• Requirement
Pick out each line in these entries that contains the string "hash".

• Excerpts from an interface dataset
--------------------------------

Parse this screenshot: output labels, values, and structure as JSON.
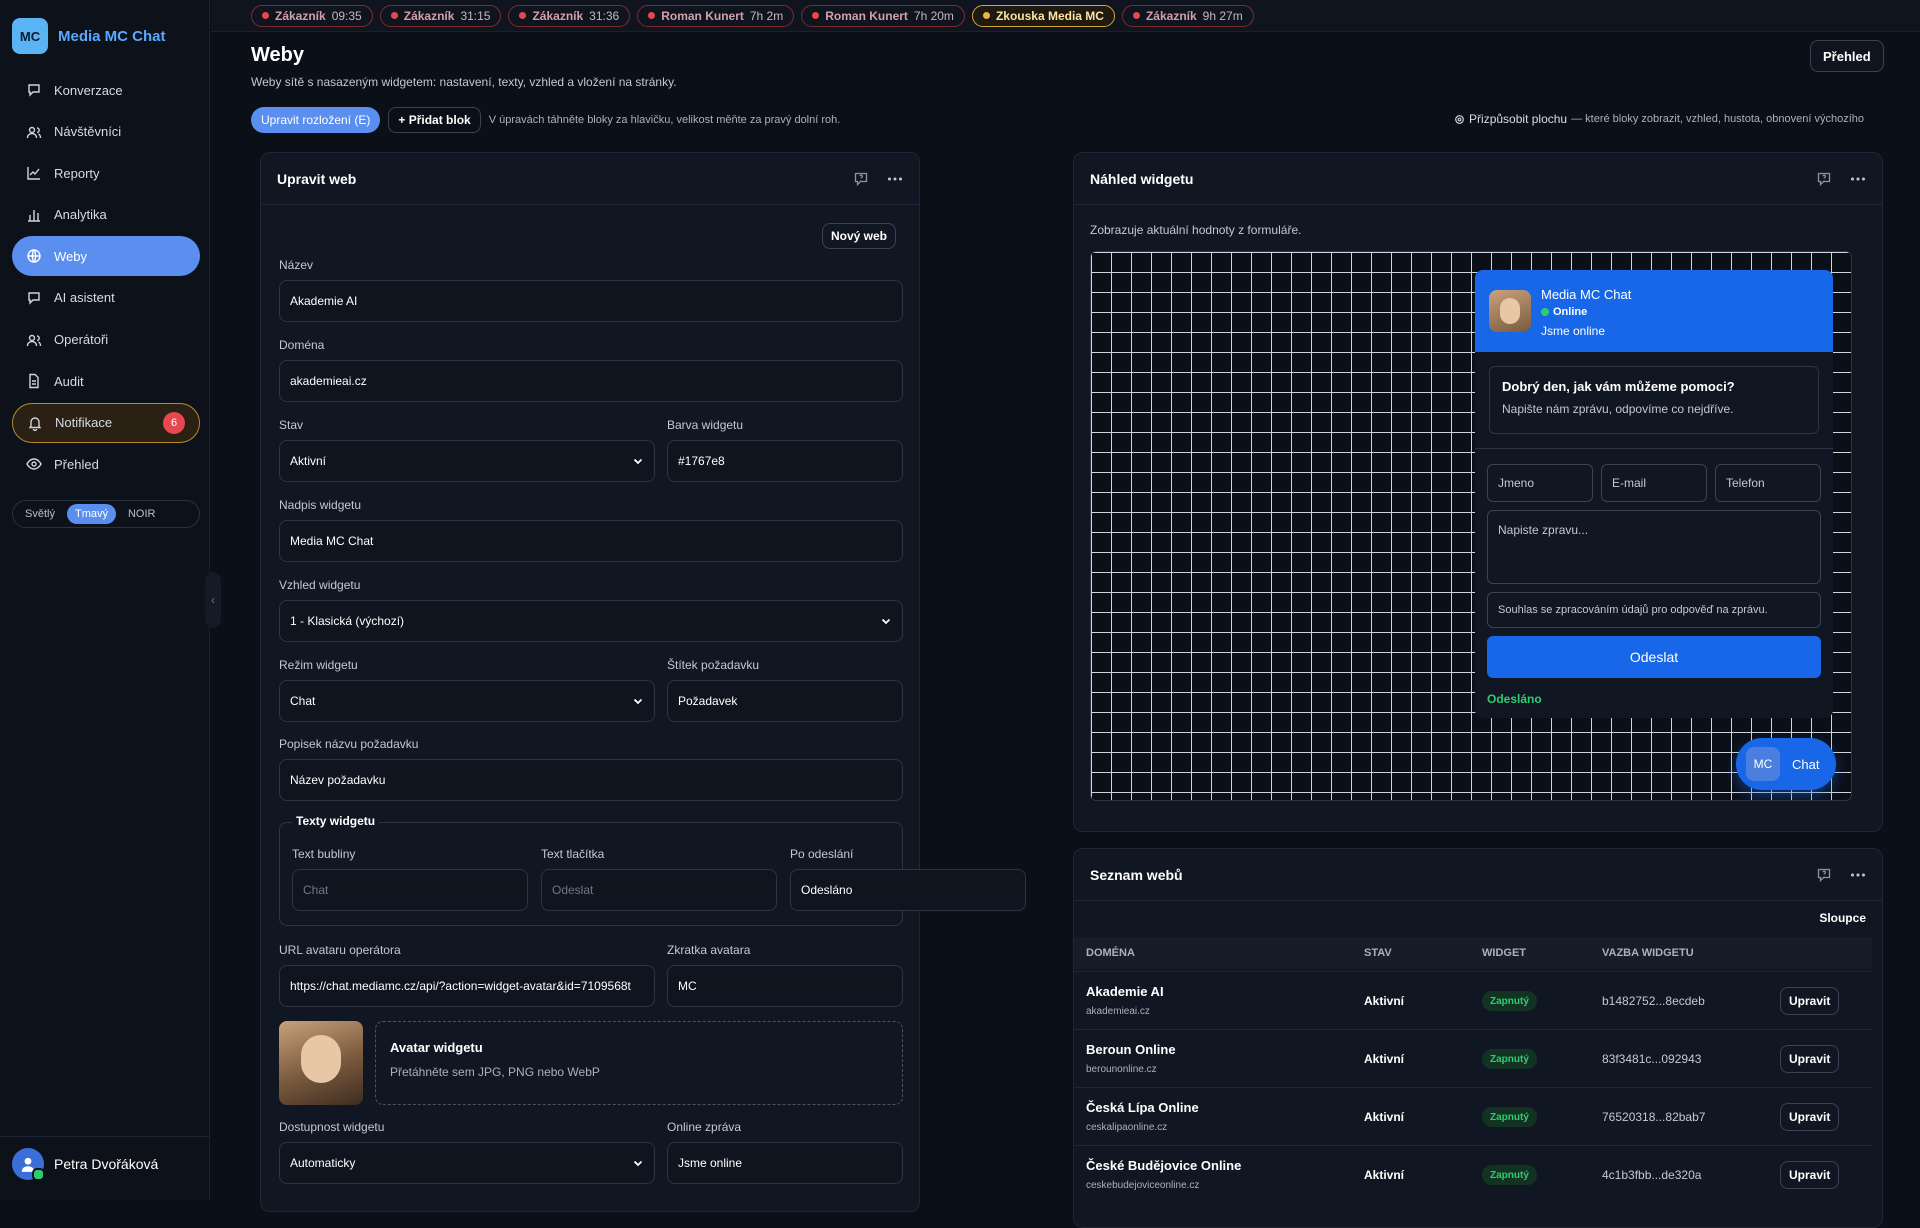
{
  "app": {
    "logo": "MC",
    "name": "Media MC Chat"
  },
  "sidebar": {
    "items": [
      {
        "label": "Konverzace",
        "icon": "chat-bubble-icon"
      },
      {
        "label": "Návštěvníci",
        "icon": "users-icon"
      },
      {
        "label": "Reporty",
        "icon": "line-chart-icon"
      },
      {
        "label": "Analytika",
        "icon": "bar-chart-icon"
      },
      {
        "label": "Weby",
        "icon": "globe-icon",
        "active": true
      },
      {
        "label": "AI asistent",
        "icon": "chat-bubble-icon"
      },
      {
        "label": "Operátoři",
        "icon": "users-icon"
      },
      {
        "label": "Audit",
        "icon": "document-icon"
      },
      {
        "label": "Notifikace",
        "icon": "bell-icon",
        "badge": "6"
      },
      {
        "label": "Přehled",
        "icon": "eye-icon"
      }
    ],
    "theme": {
      "options": [
        "Světlý",
        "Tmavý",
        "NOIR"
      ],
      "selected": "Tmavý"
    },
    "user": {
      "name": "Petra Dvořáková"
    },
    "collapse_icon": "‹"
  },
  "tabs": [
    {
      "label": "Zákazník",
      "time": "09:35"
    },
    {
      "label": "Zákazník",
      "time": "31:15"
    },
    {
      "label": "Zákazník",
      "time": "31:36"
    },
    {
      "label": "Roman Kunert",
      "time": "7h 2m"
    },
    {
      "label": "Roman Kunert",
      "time": "7h 20m"
    },
    {
      "label": "Zkouska Media MC",
      "time": "",
      "highlight": true
    },
    {
      "label": "Zákazník",
      "time": "9h 27m"
    }
  ],
  "page": {
    "title": "Weby",
    "subtitle": "Weby sítě s nasazeným widgetem: nastavení, texty, vzhled a vložení na stránky.",
    "overview_button": "Přehled",
    "edit_layout_button": "Upravit rozložení (E)",
    "add_block_button": "+ Přidat blok",
    "layout_hint": "V úpravách táhněte bloky za hlavičku, velikost měňte za pravý dolní roh.",
    "customize_label": "Přizpůsobit plochu",
    "customize_hint": "— které bloky zobrazit, vzhled, hustota, obnovení výchozího"
  },
  "edit_form": {
    "title": "Upravit web",
    "new_button": "Nový web",
    "name_label": "Název",
    "name_value": "Akademie AI",
    "domain_label": "Doména",
    "domain_value": "akademieai.cz",
    "status_label": "Stav",
    "status_value": "Aktivní",
    "color_label": "Barva widgetu",
    "color_value": "#1767e8",
    "heading_label": "Nadpis widgetu",
    "heading_value": "Media MC Chat",
    "look_label": "Vzhled widgetu",
    "look_value": "1 - Klasická (výchozí)",
    "mode_label": "Režim widgetu",
    "mode_value": "Chat",
    "tag_label": "Štítek požadavku",
    "tag_value": "Požadavek",
    "req_label": "Popisek názvu požadavku",
    "req_value": "Název požadavku",
    "texts_legend": "Texty widgetu",
    "bubble_label": "Text bubliny",
    "bubble_placeholder": "Chat",
    "button_label": "Text tlačítka",
    "button_placeholder": "Odeslat",
    "after_label": "Po odeslání",
    "after_value": "Odesláno",
    "avatar_url_label": "URL avataru operátora",
    "avatar_url_value": "https://chat.mediamc.cz/api/?action=widget-avatar&id=7109568t",
    "avatar_short_label": "Zkratka avatara",
    "avatar_short_value": "MC",
    "avatar_drop_title": "Avatar widgetu",
    "avatar_drop_hint": "Přetáhněte sem JPG, PNG nebo WebP",
    "availability_label": "Dostupnost widgetu",
    "availability_value": "Automaticky",
    "online_label": "Online zpráva",
    "online_value": "Jsme online"
  },
  "preview": {
    "title": "Náhled widgetu",
    "hint": "Zobrazuje aktuální hodnoty z formuláře.",
    "widget": {
      "name": "Media MC Chat",
      "status": "Online",
      "message": "Jsme online",
      "greeting_title": "Dobrý den, jak vám můžeme pomoci?",
      "greeting_text": "Napište nám zprávu, odpovíme co nejdříve.",
      "name_placeholder": "Jmeno",
      "email_placeholder": "E-mail",
      "phone_placeholder": "Telefon",
      "message_placeholder": "Napiste zpravu...",
      "consent": "Souhlas se zpracováním údajů pro odpověď na zprávu.",
      "send": "Odeslat",
      "sent": "Odesláno",
      "bubble_avatar": "MC",
      "bubble_text": "Chat",
      "accent": "#1767e8"
    }
  },
  "sites": {
    "title": "Seznam webů",
    "columns_button": "Sloupce",
    "headers": [
      "DOMÉNA",
      "STAV",
      "WIDGET",
      "VAZBA WIDGETU"
    ],
    "rows": [
      {
        "name": "Akademie AI",
        "domain": "akademieai.cz",
        "status": "Aktivní",
        "widget": "Zapnutý",
        "hash": "b1482752...8ecdeb",
        "action": "Upravit"
      },
      {
        "name": "Beroun Online",
        "domain": "berounonline.cz",
        "status": "Aktivní",
        "widget": "Zapnutý",
        "hash": "83f3481c...092943",
        "action": "Upravit"
      },
      {
        "name": "Česká Lípa Online",
        "domain": "ceskalipaonline.cz",
        "status": "Aktivní",
        "widget": "Zapnutý",
        "hash": "76520318...82bab7",
        "action": "Upravit"
      },
      {
        "name": "České Budějovice Online",
        "domain": "ceskebudejoviceonline.cz",
        "status": "Aktivní",
        "widget": "Zapnutý",
        "hash": "4c1b3fbb...de320a",
        "action": "Upravit"
      }
    ]
  }
}
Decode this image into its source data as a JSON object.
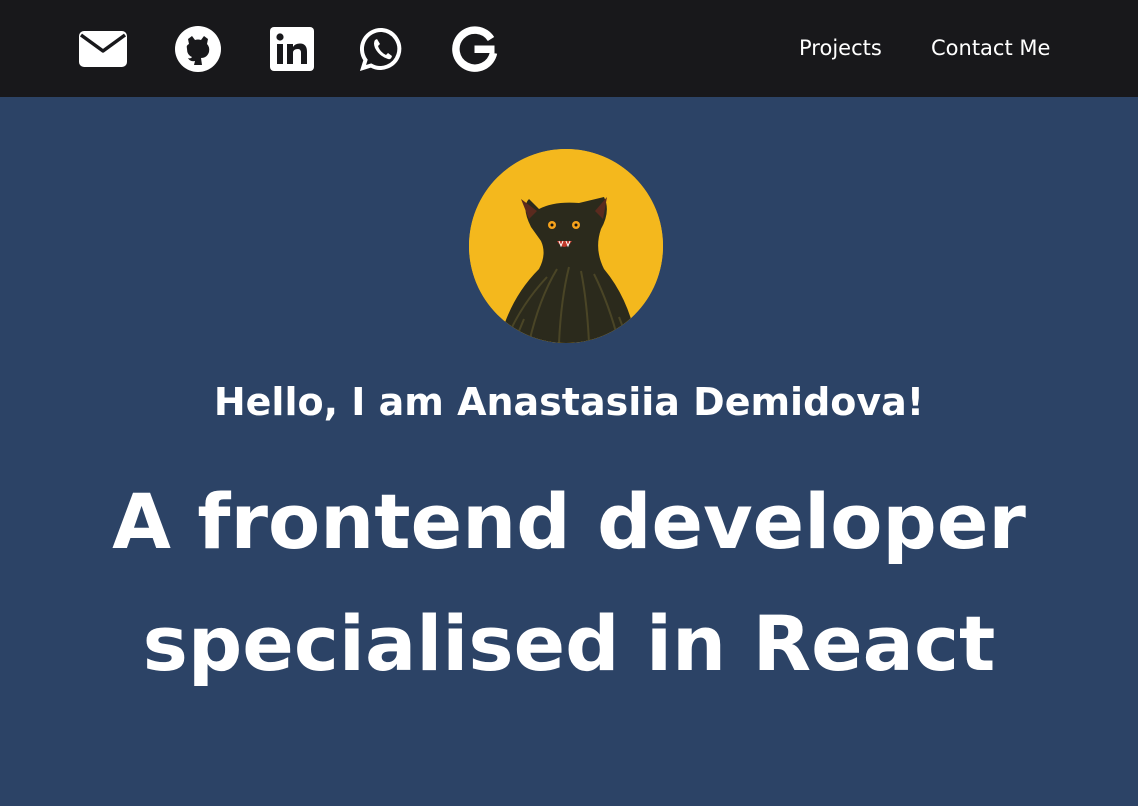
{
  "nav": {
    "icons": [
      {
        "name": "envelope-icon"
      },
      {
        "name": "github-icon"
      },
      {
        "name": "linkedin-icon"
      },
      {
        "name": "whatsapp-icon"
      },
      {
        "name": "google-icon"
      }
    ],
    "links": [
      {
        "label": "Projects"
      },
      {
        "label": "Contact Me"
      }
    ]
  },
  "hero": {
    "greeting": "Hello, I am Anastasiia Demidova!",
    "headline_line1": "A frontend developer",
    "headline_line2": "specialised in React"
  },
  "colors": {
    "navbar_bg": "#18181b",
    "hero_bg": "#2c4366",
    "avatar_bg": "#f4b81d",
    "text": "#ffffff"
  }
}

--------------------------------

• Task response
        "hash": "b1482752...8ecdeb",
        "hash": "83f3481c...092943",
        "hash": "76520318...82bab7",
        "hash": "4c1b3fbb...de320a",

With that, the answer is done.